I learnt so much about the group and about life, from them. From Karen, I learnt that age is just a number and that kindness can actually put a positive turn on everything. From Uma, I learnt what it means to hold the fort on your own. This one is an iron lady! From Aarti, I learnt to smile more. I realized it works wonder on you and on other people if you smile first and talk later. From Liza, I learnt the classiness of sarcasm. She spoke the least but we laughed the most with her. From Minakshi, my partner chai-wali, I drew inspiration to be fit. And I learnt that life doesn’t have to lose its charm and chirpiness, come what may. From Carmel, the kid of the group, I learnt that there is always a first time for everything.
And I talked. So much. About me, my husband and our nomadic existence.
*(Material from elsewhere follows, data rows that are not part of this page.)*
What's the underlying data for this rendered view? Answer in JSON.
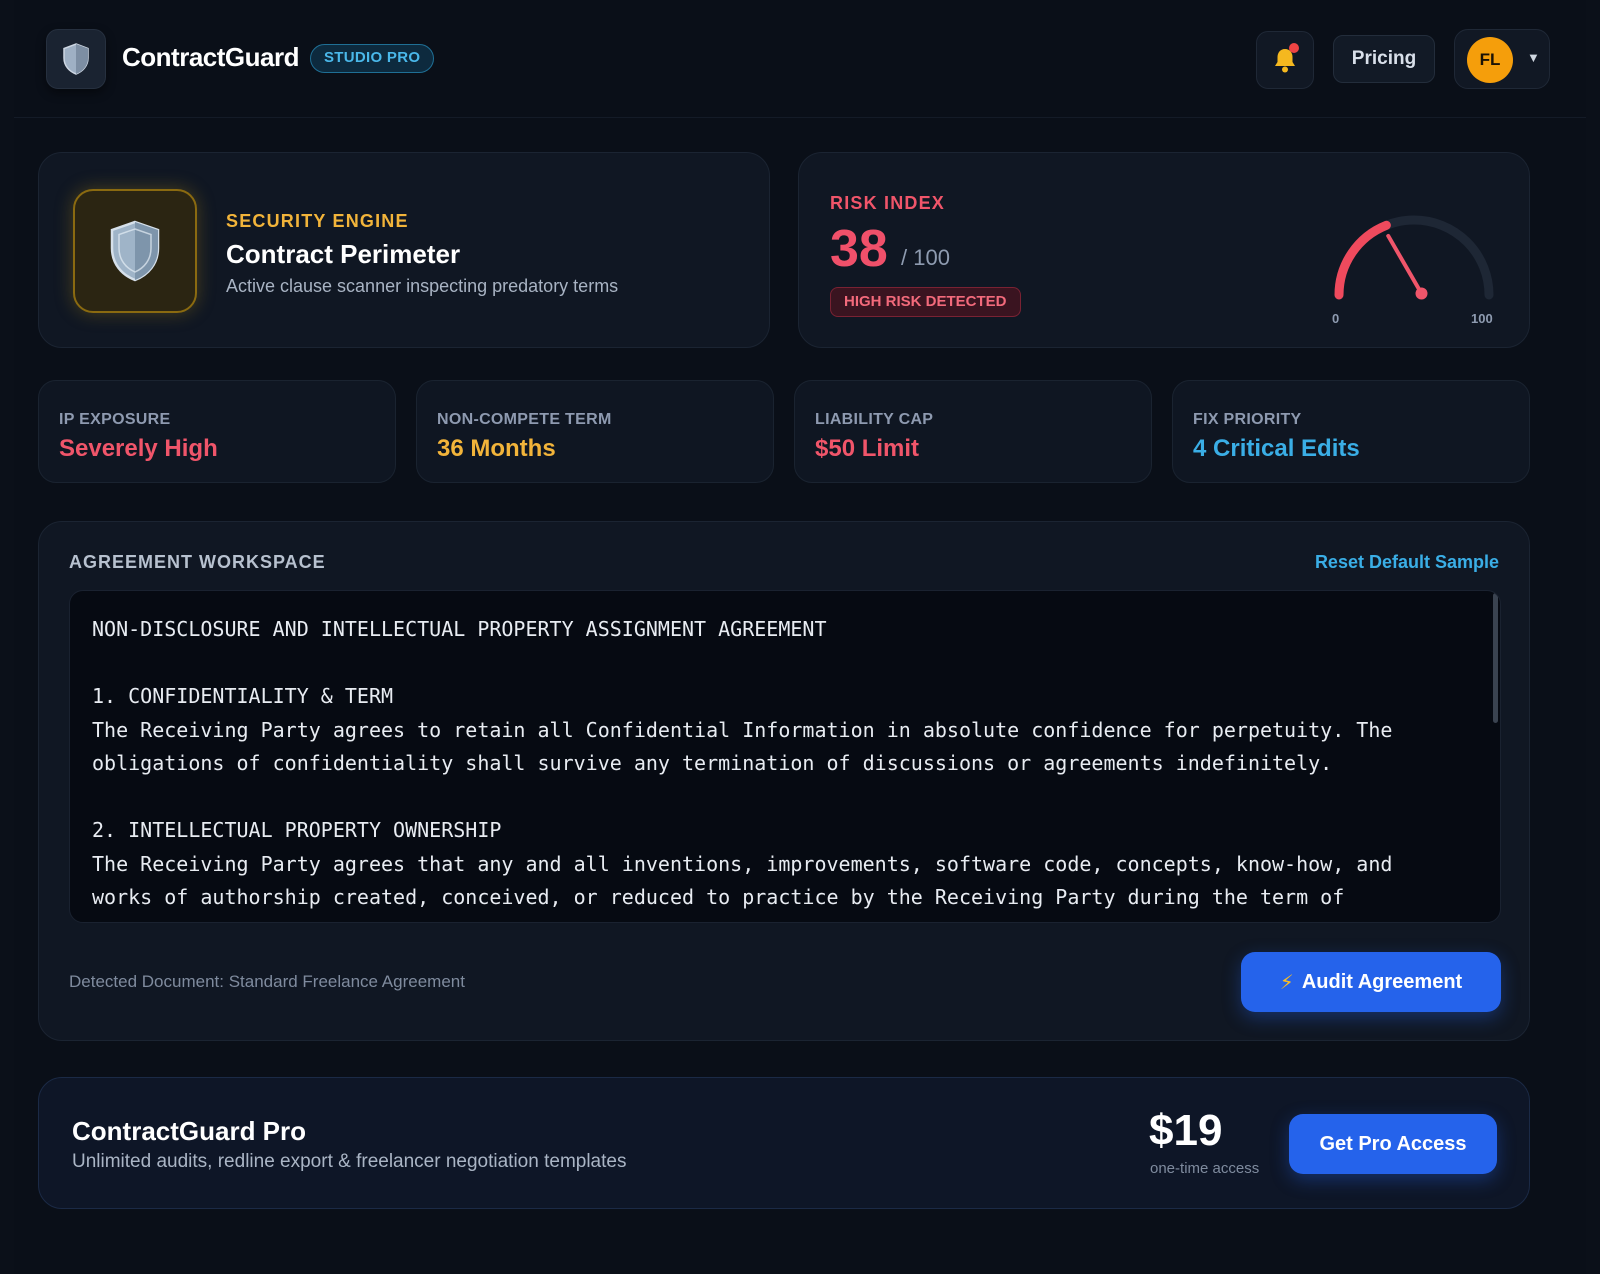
{
  "header": {
    "brand": "ContractGuard",
    "plan_badge": "STUDIO PRO",
    "pricing_label": "Pricing",
    "avatar_initials": "FL",
    "icons": {
      "logo": "shield-icon",
      "notifications": "bell-icon",
      "menu": "chevron-down-icon"
    }
  },
  "engine": {
    "eyebrow": "SECURITY ENGINE",
    "title": "Contract Perimeter",
    "subtitle": "Active clause scanner inspecting predatory terms"
  },
  "risk": {
    "eyebrow": "RISK INDEX",
    "score": "38",
    "max": "/ 100",
    "status": "HIGH RISK DETECTED",
    "gauge_value": 38,
    "gauge_min_label": "0",
    "gauge_max_label": "100"
  },
  "stats": [
    {
      "label": "IP EXPOSURE",
      "value": "Severely High",
      "color": "#f0556a"
    },
    {
      "label": "NON-COMPETE TERM",
      "value": "36 Months",
      "color": "#f2b43a"
    },
    {
      "label": "LIABILITY CAP",
      "value": "$50 Limit",
      "color": "#f0556a"
    },
    {
      "label": "FIX PRIORITY",
      "value": "4 Critical Edits",
      "color": "#3aaee6"
    }
  ],
  "workspace": {
    "title": "AGREEMENT WORKSPACE",
    "reset_label": "Reset Default Sample",
    "document_text": "NON-DISCLOSURE AND INTELLECTUAL PROPERTY ASSIGNMENT AGREEMENT\n\n1. CONFIDENTIALITY & TERM\nThe Receiving Party agrees to retain all Confidential Information in absolute confidence for perpetuity. The obligations of confidentiality shall survive any termination of discussions or agreements indefinitely.\n\n2. INTELLECTUAL PROPERTY OWNERSHIP\nThe Receiving Party agrees that any and all inventions, improvements, software code, concepts, know-how, and works of authorship created, conceived, or reduced to practice by the Receiving Party during the term of",
    "detected": "Detected Document: Standard Freelance Agreement",
    "audit_label": "Audit Agreement"
  },
  "pro": {
    "title": "ContractGuard Pro",
    "subtitle": "Unlimited audits, redline export & freelancer negotiation templates",
    "price": "$19",
    "price_note": "one-time access",
    "cta": "Get Pro Access"
  },
  "colors": {
    "accent": "#2563eb",
    "danger": "#f0556a",
    "warning": "#f2b43a",
    "info": "#3aaee6"
  }
}
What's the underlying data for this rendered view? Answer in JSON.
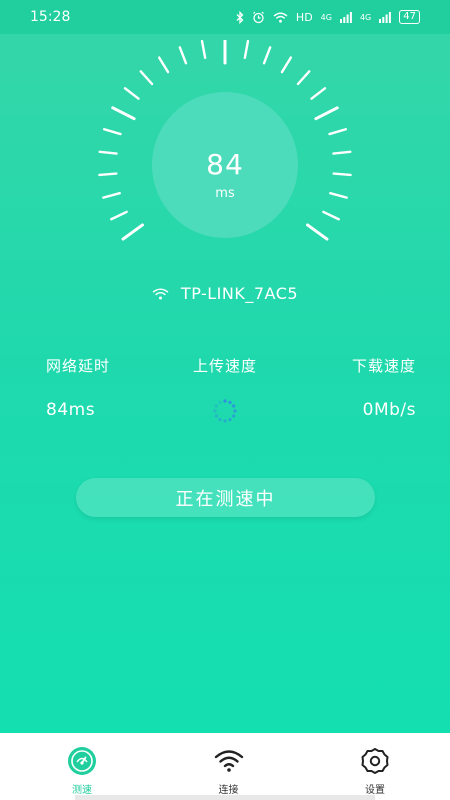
{
  "status_bar": {
    "time": "15:28",
    "hd_label": "HD",
    "signal_1_label": "4G",
    "signal_2_label": "4G",
    "battery": "47",
    "icons": [
      "bluetooth-icon",
      "alarm-icon",
      "wifi-icon",
      "signal-icon",
      "signal-icon"
    ]
  },
  "gauge": {
    "value": "84",
    "unit": "ms",
    "circle_color": "#4ddcbb"
  },
  "network": {
    "name": "TP-LINK_7AC5",
    "icon": "wifi-icon"
  },
  "stats": {
    "latency": {
      "label": "网络延时",
      "value": "84ms"
    },
    "upload": {
      "label": "上传速度",
      "value": ""
    },
    "download": {
      "label": "下载速度",
      "value": "0Mb/s"
    }
  },
  "action_button": {
    "label": "正在测速中"
  },
  "tabs": [
    {
      "label": "测速",
      "icon": "speedometer-icon",
      "active": true
    },
    {
      "label": "连接",
      "icon": "wifi-icon",
      "active": false
    },
    {
      "label": "设置",
      "icon": "gear-icon",
      "active": false
    }
  ],
  "colors": {
    "accent": "#20cf9d",
    "spinner": "#2f8fe0"
  }
}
I found acceptance. I will never forget the surprise gift that they had for me on my anniversary. They celebrated my day and although I did miss my husband, I got a chance to miss him with people who understood and loved me.
If this was a movie, and it could very well be a female-ZNMD or Happy Indian Goddesses, the closing shot will have to be the scene at the airport café. Malini ( Founder, F5 Escapes) joined us in Delhi and all of us, who had flights to catch and places to be, took that time out for one last cup of coffee (which never came). We were laughing so hard that we could have easily been school girls meeting after summer vacations. I can never forget that look on Malini’s face – of half embarrassment due to people staring at us, and of half relief of a trip well done.
Excited to travel to Ladakh after reading this experience? Find out about upcoming Ladakh group tours here.